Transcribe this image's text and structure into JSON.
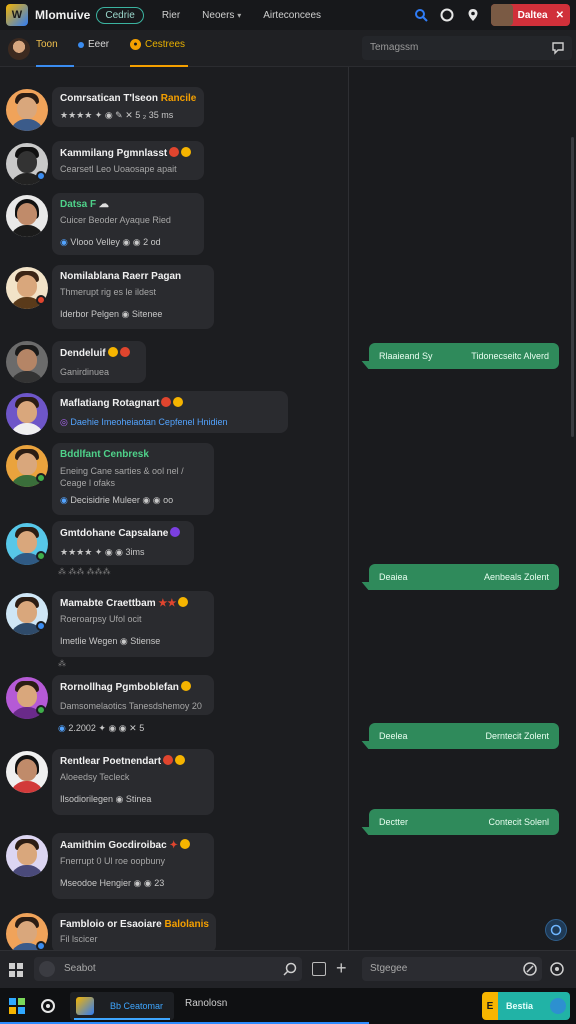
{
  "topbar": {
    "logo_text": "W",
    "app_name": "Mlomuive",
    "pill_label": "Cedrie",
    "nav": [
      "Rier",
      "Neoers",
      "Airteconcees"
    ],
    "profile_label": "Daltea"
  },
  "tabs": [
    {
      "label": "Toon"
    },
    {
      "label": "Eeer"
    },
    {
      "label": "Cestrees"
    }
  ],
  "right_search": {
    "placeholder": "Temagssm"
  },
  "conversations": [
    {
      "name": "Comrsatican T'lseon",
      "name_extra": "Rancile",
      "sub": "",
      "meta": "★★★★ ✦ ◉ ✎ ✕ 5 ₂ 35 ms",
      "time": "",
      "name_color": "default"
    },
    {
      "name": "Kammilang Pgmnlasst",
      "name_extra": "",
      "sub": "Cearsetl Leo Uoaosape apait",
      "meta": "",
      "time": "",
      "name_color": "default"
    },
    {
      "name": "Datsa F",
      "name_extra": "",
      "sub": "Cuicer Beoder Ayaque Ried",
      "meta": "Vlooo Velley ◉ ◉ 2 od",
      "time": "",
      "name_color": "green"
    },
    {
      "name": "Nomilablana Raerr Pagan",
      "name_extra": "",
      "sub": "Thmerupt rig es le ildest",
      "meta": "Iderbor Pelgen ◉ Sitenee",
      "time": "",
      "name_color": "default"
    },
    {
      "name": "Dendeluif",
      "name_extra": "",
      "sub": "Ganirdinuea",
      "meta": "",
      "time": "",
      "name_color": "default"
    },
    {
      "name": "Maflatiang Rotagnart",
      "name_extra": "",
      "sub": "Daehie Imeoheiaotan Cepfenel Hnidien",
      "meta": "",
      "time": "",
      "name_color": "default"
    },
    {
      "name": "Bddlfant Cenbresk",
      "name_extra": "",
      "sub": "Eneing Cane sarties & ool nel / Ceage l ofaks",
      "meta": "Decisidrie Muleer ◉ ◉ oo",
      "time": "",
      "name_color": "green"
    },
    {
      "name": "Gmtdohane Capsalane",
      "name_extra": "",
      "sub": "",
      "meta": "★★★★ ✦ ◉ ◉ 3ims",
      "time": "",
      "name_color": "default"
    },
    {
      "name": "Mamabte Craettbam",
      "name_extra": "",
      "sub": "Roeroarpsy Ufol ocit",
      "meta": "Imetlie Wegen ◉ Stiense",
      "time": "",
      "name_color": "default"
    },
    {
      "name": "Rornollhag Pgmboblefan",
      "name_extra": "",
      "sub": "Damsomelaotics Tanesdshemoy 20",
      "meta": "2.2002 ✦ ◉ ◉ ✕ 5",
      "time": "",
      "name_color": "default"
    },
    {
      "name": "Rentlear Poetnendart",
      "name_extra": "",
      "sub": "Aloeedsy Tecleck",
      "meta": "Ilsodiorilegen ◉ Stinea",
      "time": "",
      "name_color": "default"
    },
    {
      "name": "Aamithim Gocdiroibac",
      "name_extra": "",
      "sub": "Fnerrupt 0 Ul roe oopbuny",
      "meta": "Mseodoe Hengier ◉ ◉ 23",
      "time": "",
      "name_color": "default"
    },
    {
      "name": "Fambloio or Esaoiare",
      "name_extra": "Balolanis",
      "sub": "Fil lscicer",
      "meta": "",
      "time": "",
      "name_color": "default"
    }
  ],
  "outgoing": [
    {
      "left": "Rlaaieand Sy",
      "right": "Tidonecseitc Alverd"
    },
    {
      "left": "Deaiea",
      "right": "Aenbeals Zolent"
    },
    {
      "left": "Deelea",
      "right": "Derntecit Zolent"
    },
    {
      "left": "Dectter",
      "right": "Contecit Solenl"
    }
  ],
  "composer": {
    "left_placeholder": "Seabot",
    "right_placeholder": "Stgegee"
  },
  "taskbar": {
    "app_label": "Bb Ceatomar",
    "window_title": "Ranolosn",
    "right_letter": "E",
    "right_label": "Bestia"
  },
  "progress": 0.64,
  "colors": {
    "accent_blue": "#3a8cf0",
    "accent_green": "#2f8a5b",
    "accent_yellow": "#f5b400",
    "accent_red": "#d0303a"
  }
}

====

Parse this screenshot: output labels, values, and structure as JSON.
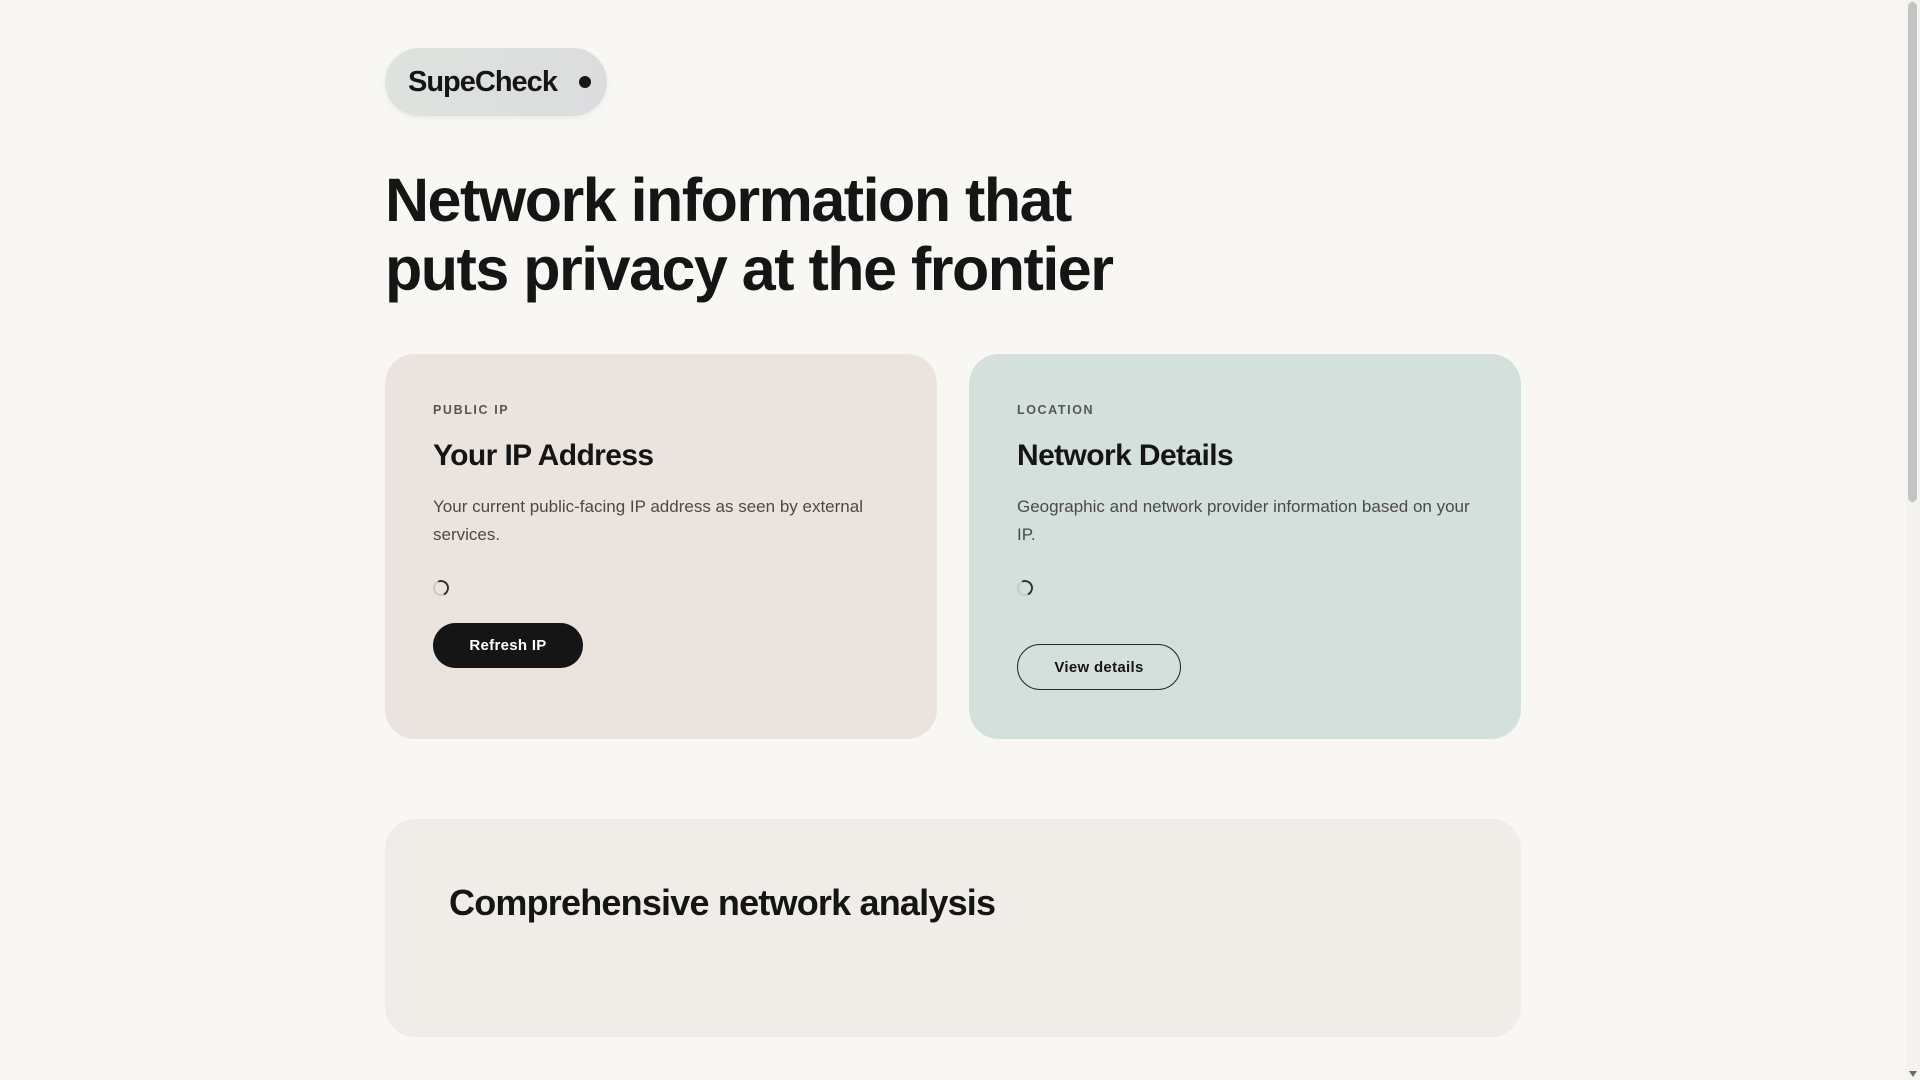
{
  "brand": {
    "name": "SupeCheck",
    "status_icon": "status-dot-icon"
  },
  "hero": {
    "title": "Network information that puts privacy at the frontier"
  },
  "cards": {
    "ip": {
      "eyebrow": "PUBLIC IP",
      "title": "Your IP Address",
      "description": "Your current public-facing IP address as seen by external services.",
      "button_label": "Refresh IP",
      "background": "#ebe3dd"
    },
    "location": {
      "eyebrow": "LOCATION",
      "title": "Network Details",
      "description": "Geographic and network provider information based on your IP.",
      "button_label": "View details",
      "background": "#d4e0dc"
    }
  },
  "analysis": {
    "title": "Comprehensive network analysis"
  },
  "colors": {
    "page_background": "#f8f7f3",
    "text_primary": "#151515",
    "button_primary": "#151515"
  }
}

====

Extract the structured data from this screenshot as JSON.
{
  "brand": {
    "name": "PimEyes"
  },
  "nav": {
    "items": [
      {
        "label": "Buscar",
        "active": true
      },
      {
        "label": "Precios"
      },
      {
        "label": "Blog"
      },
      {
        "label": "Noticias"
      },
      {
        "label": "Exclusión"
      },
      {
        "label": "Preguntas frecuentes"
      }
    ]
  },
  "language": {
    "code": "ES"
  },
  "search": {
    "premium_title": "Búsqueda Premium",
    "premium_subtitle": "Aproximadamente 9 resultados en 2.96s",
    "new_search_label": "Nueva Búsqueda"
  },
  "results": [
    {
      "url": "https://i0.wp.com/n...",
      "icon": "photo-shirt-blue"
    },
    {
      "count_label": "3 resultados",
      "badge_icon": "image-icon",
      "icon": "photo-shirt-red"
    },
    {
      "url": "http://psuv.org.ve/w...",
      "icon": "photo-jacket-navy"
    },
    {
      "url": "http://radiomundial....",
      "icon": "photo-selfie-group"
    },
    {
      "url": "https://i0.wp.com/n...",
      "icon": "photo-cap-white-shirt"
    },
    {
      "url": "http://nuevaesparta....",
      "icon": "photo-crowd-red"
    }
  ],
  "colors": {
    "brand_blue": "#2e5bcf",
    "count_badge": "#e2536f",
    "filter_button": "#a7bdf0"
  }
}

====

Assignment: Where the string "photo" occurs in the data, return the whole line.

Written reply:
      "icon": "photo-shirt-blue"
      "icon": "photo-shirt-red"
      "icon": "photo-jacket-navy"
      "icon": "photo-selfie-group"
      "icon": "photo-cap-white-shirt"
      "icon": "photo-crowd-red"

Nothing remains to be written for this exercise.